Start of Extracted data
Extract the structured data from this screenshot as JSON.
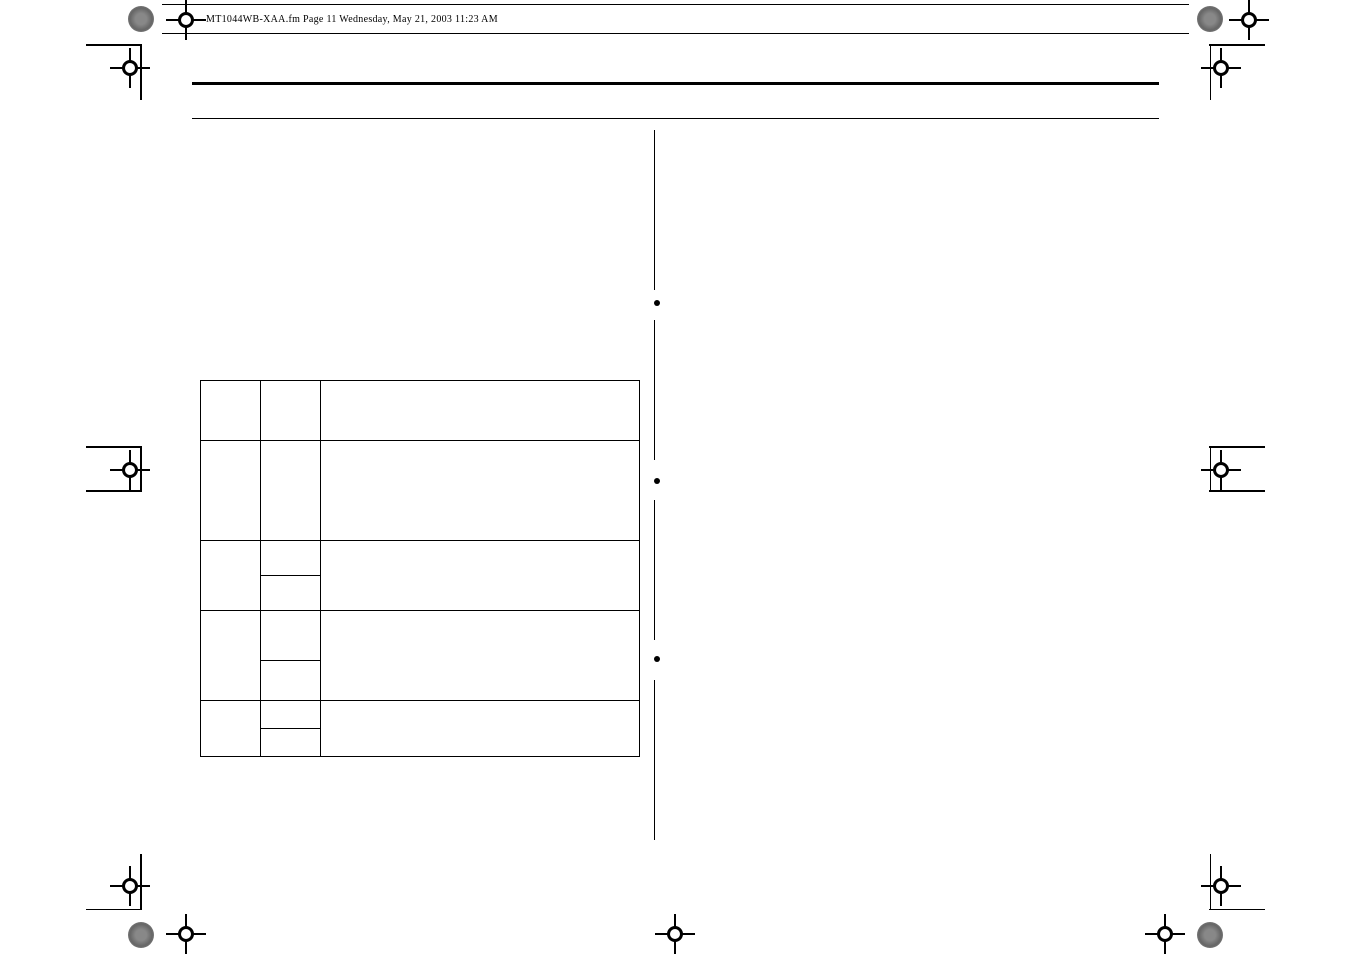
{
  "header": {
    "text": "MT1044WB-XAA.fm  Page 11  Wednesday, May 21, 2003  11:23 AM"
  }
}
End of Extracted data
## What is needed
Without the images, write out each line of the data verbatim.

## Solution to the problem
Extract the structured data from this screenshot as JSON.
{
  "header": {
    "text": "MT1044WB-XAA.fm  Page 11  Wednesday, May 21, 2003  11:23 AM"
  }
}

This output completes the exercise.